Creating and maintaining culture is, thus, painstaking work. It demands focus and commitment throughout organizations. During my work life, I have been lifted by strong corporate cultures and nearly drowned by weak ones. I have no doubt of culture’s power to align an organization and enliven its workforce. And there are plenty of studies to back that up.
But that’s history speaking.
As to life in the digital matrix, there is reason to question culture’s role. Our relationships to institutions will become increasingly defined by the activity in which we are engaged at any given time. We will come to view ourselves as “affiliates” more than “employees” as we think of that term today. We will encounter new partners and colleagues on a rolling basis. We will weave in and out of relationships and flow across broad platforms of commerce in individual and small-group nodes, working interchangeably with people who belong to the same organization and those who do not.
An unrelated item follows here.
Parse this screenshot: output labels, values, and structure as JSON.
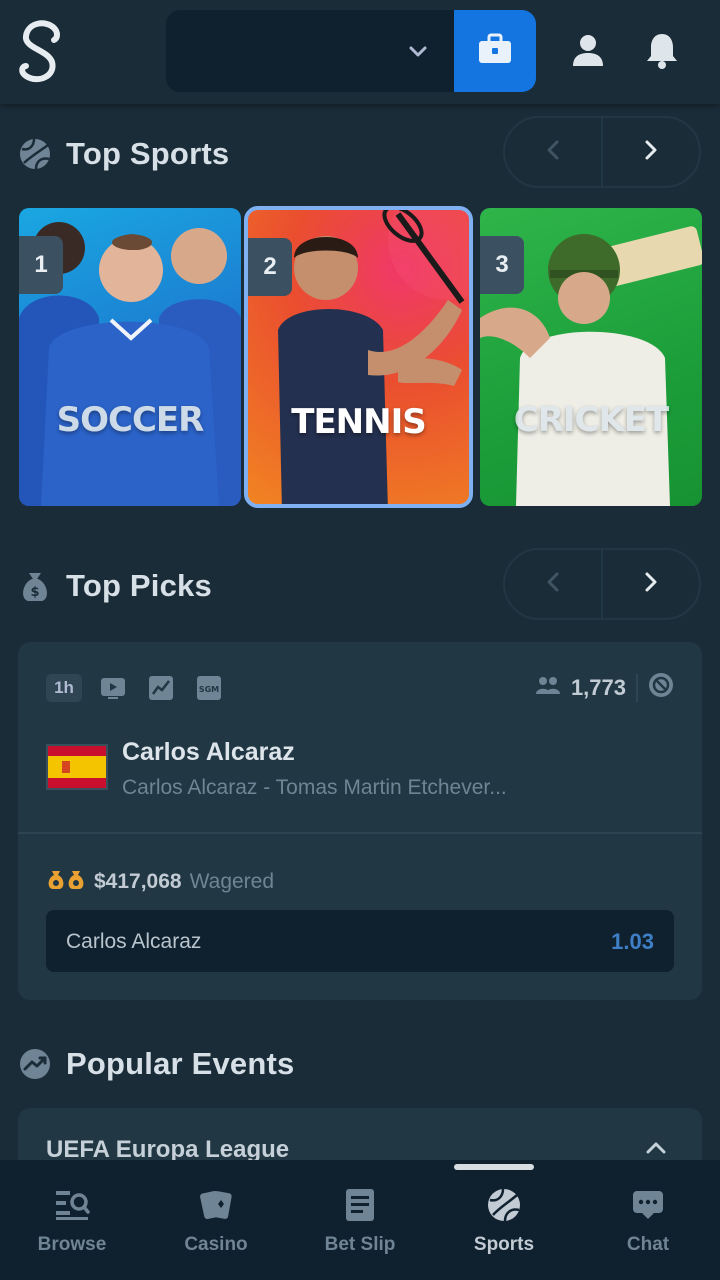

In this world, we will no longer prize alignment; we will prize realignment.
Such an environment benefits from clear and universal rules of engagement. It does not benefit from habits that are distinctive to one group of people — which is the essence of organizational culture.
In his 1966 book, The Will to Manage, the celebrated father of management consulting Marvin Bower described a company’s philosophy as “the way we do things around here.” Those words helped to establish the role of corporate culture and to solidify its purpose over the next 50 years. But we are embarking upon a time when the “way we do things” will be reinvented with each new collaboration on the network. And in these waters, a tool meant to reinforce consistency of behavior over long periods of time transforms from a motor to an anchor.
I expect that some of you may disagree; I welcome your comments.